More sizzling hot Bass action for you, which in this case emanates from Hot Waves and Favourite Robot recording artist Sean Roman. Bocuse, kicks things off with acid tinged deepness and feels very much of the moment, as its centered around the Bass, while the remainder of production is adorned with all sorts of intriguing electronic sound: some funky – some weird. Moan, follows via the same approach although this feels just that bit funkier. Remixes come from the excellent MANIK, who take the fuzzy tones one step further, plus Waifs and Strays who factor in a 90’s sensibility into their equally fiery interpretation. 7
Release: April 9 (digital)/ April 2 (vinyl)
There’s nothing like the sound of a real bass guitar (or even its digital approximation) to get the juices flowing and Jozif’s latest for Culprit is set to do just that. It would be hard not to love this and the way it pulls all sorts of reference points together: from 80’s synths and Disco styled Strings, to that Funk bass line and 2012 arrangement. Tea, is a spoonful of excellence. The Cure inspired version of Lullaby will appeal to those of a Balearic persuasion and makes ‘just for old time’s sake’ feel like a very good proposition indeed. Which leaves the tasteful, swirling atmospheres of Serenade and the bold electronic textures of down-tempo, Boesen to complete the picture. 8
Jesse Siminski, or better known as, Heartthrob crosses the lines between Techno and electronic House music to feel uniquely spaced-aged. Odyssey’s journey begins with tense beats, supplemented by scratchy keys, and proceeds into darker territory generated by an array of odd-ball electricity that’s nothing but tempting. You would be surprised to hear that, The Liar follows in a lighter note but it doesn’t. It does however offer you funkier cow-bell driven percussion, although even this turns out to be deliciously sinister with the introduction of sleazy sythns and suspect voices. 7

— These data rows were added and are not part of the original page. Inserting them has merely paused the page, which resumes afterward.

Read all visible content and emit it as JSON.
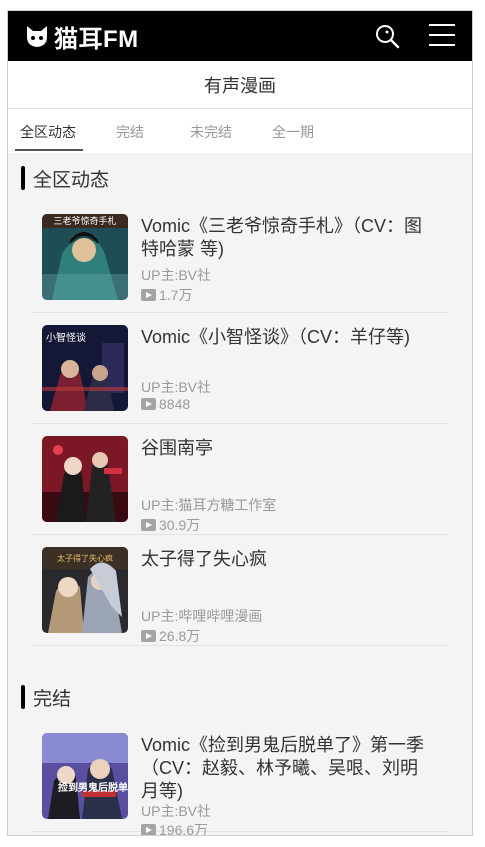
{
  "header": {
    "logo_text": "猫耳FM"
  },
  "page_title": "有声漫画",
  "tabs": [
    {
      "label": "全区动态",
      "active": true
    },
    {
      "label": "完结",
      "active": false
    },
    {
      "label": "未完结",
      "active": false
    },
    {
      "label": "全一期",
      "active": false
    }
  ],
  "sections": [
    {
      "title": "全区动态",
      "items": [
        {
          "title": "Vomic《三老爷惊奇手札》（CV：图特哈蒙 等)",
          "uploader": "UP主:BV社",
          "plays": "1.7万",
          "cover_text": "三老爷惊奇手札"
        },
        {
          "title": "Vomic《小智怪谈》（CV：羊仔等)",
          "uploader": "UP主:BV社",
          "plays": "8848",
          "cover_text": "小智怪谈"
        },
        {
          "title": "谷围南亭",
          "uploader": "UP主:猫耳方糖工作室",
          "plays": "30.9万",
          "cover_text": ""
        },
        {
          "title": "太子得了失心疯",
          "uploader": "UP主:哔哩哔哩漫画",
          "plays": "26.8万",
          "cover_text": "太子得了失心疯"
        }
      ]
    },
    {
      "title": "完结",
      "items": [
        {
          "title": "Vomic《捡到男鬼后脱单了》第一季（CV：赵毅、林予曦、吴哏、刘明月等)",
          "uploader": "UP主:BV社",
          "plays": "196.6万",
          "cover_text": "捡到男鬼后脱单了"
        }
      ]
    }
  ],
  "colors": {
    "header_bg": "#000000",
    "page_bg": "#f4f4f4",
    "muted_text": "#9a9a9a"
  },
  "icons": {
    "search": "search-icon",
    "menu": "menu-icon",
    "play": "play-count-icon",
    "logo": "cat-head-icon"
  }
}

release: April 9
NYC’s Cielo co-owner and resident DJ Nicolas Matar delivers what’s best described a beautiful journey through the sights and sounds of AM:PM. Titled, Sunrise for good reason this perfect blend of soulfully infused rhythms gives you the very best in sassy songs to more vigorous workouts. As you continue listening, Matar proves to be a classic DJ in every sense of the word with the mix tripping through light and shade while touching upon a selection of styles, Cielo is destined to always get the better of your curiosity. Beginning with Guy Gerber’s excellent remix of Deniz Kurtel’s ‘The L Word’ you pass through DJ T’s ‘City Life’ and end up at Jimpster’s beautiful Summer Of Love Remix of ‘1988’ – which is almost right back we all started from. 8
release: April 9

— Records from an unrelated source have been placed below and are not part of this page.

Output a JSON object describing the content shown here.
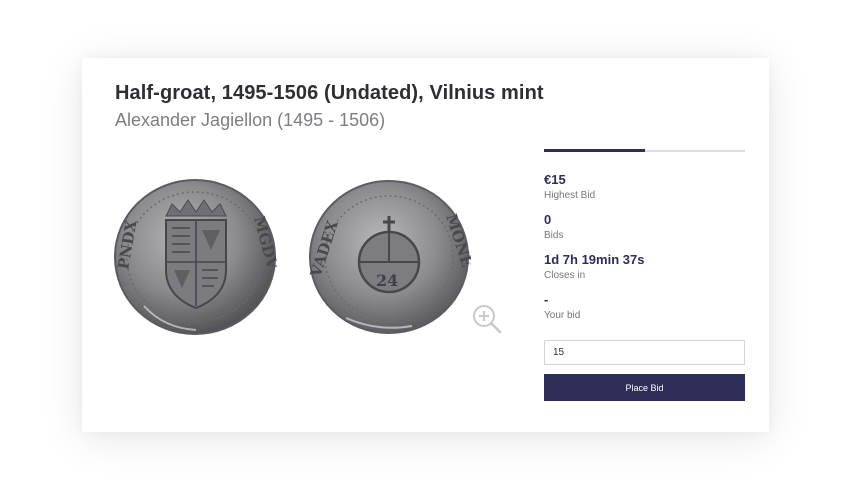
{
  "lot": {
    "title": "Half-groat, 1495-1506 (Undated), Vilnius mint",
    "subtitle": "Alexander Jagiellon (1495 - 1506)"
  },
  "images": {
    "obverse_alt": "Coin obverse",
    "reverse_alt": "Coin reverse",
    "zoom_icon": "zoom-in-icon"
  },
  "auction": {
    "time_progress_percent": 50,
    "highest_bid": {
      "value": "€15",
      "label": "Highest Bid"
    },
    "bids": {
      "value": "0",
      "label": "Bids"
    },
    "closes_in": {
      "value": "1d 7h 19min 37s",
      "label": "Closes in"
    },
    "your_bid": {
      "value": "-",
      "label": "Your bid"
    },
    "bid_input_value": "15",
    "place_bid_label": "Place Bid"
  },
  "colors": {
    "accent": "#2d2d57",
    "title": "#2e2e33",
    "subtitle": "#7d7d82",
    "coin_silver": "#8b8b8e"
  }
}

“To celebrate Baker Street Recordings 5th birthday we are giving away an hour long mix featuring some of the labels best tracks from the last 5 years and new remixes of some of the classic Baker Street releases. Mixed by our very own Paul Hardy & McKai. All the tracks in this mix and more are available on the 5th anniversary release out on the 23rd of April at all digital retailers.”

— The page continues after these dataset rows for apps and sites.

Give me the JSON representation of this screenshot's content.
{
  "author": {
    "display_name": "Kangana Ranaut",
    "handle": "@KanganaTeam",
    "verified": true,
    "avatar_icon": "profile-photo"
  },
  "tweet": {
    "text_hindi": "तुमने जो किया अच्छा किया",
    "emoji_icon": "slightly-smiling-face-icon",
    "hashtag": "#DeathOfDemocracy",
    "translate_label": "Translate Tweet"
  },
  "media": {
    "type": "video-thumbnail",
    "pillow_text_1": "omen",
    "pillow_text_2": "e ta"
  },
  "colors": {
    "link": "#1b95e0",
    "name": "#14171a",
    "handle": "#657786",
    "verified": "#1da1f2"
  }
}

Album review to follow plus interview with Paul Hardy….
In The Night
bbr (Big Break Records)
Some three years after the release of her perennial party favourite Got To Be Real, Cheryl Lynn teamed up with producer Ray Parker Jr to produce her third album, In The night in 1981. Opening with her second classic single Shake It Up Tonight the song sees the songstress deliver a pantheon to the cult of Nightlife, encapsulating both its joy and energy and feeling every bit as exciting as …To Be Real, but just that bit more sophisticated. The vocal does that distinctly American thing of sounding soulful, while reaching the extremities of emotion which only singers of a certain calibre can truly do. Also worth noting – if you do such things – are the Gene Page arranged Strings which soar, then hover, with pure Disco class. The album devolps with a selection of hit and miss ballads, mid-tempo popish grooves, and then reaches the rather tasty What’s On Your Mind. 8